There’s no denying that whatever the implications of the country, there is great drama to be had in British politics when you combine high stakes with a hung Parliament.

James Graham’s stand-out play This House was set during the tooth-and-nails fight to keep the Labour Government of 1974-9 on the road, against the backdrop of devolutionary upheaval and the Winter of Discontent.

But whilst the crises, and many of Parliament’s rules, may have changed, it looks as if procedural skulduggery is back: Labour have accused the Government of trying to ‘rig’ bill committees.

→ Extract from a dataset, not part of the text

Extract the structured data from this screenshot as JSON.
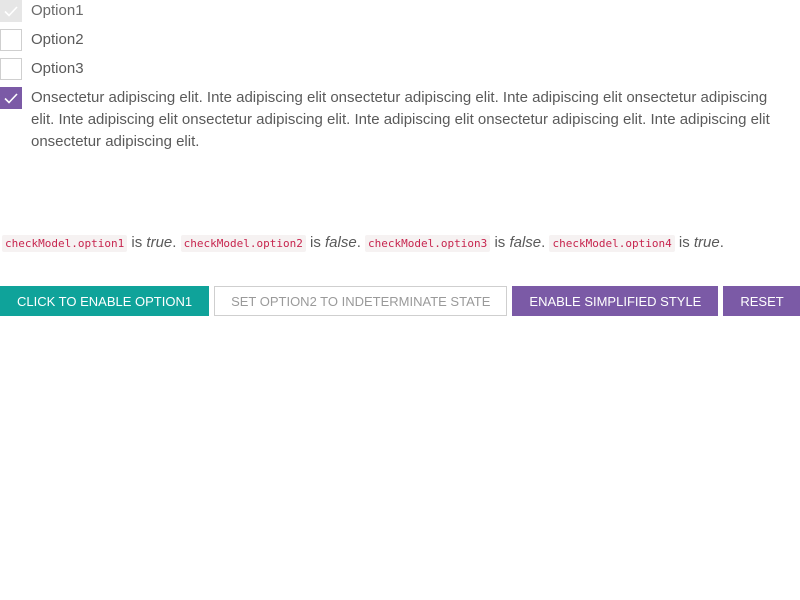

The MPs on these committees, which scrutinise individual pieces of legislation as they proceed through Parliament, usually reflects the balance of the Commons. A Government with a majority in the House gets a majority on the committees. A Government without one… does not.

In light of Labour’s new and more confrontational approach to Brexit, these committees would thus have offered Parliament’s hardcore Remainers the opportunity to wage a procedural war of attrition against a Government already hard-pressed for legislative time.

So they have employed a counter-argument. Thanks to their working relationship with the Democratic Unionist Party, the Government has a de facto working majority in the Commons (at least on critical issues such as Brexit). Ergo, that should be reflected in the committees.

According to the BBC, there is precedent for this: Walter Harrison, the Labour whip and star of the above-mentioned play, apparently worked similar magic on behalf of the Government in the 1970s. In our convention-driven constitution, that provides ministers with useful cover.

Furthermore, as Stephen Bush points out in the New Statesman, the proof of the issue is in the vote itself. If the Government can win a vote in the Commons to give itself a majority on the committees, it’s hard to deny that such a majority exists.

This argument has also sparked a secondary row over the status of the ten DUP MPs. Labour figures such as Chris Bryant have suggested that if it is deemed to give the Government an official majority it ought to lose Short Money, the state funds used to support the work of opposition parties.

But although Theresa May reportedly sought one, the Conservative pact with the DUP is not a full-blown coalition and its MPs do not sit on the Government benches. The simple test for Short Money is whether or not a party enjoys the benefits of office, such as civil service support, for which the funds were intended to compensate. The DUP does not.

In bidding for a majority on bill committees, ministers aren’t seeking recognition for a majority government (which does not exist), but for a government-with-a-working-majority (which does, for the moment). Just the sort of argument that makes times like this such fun for constitutional geeks.

Brexit is still almost two years away. Expect a lot more of this sort of thing.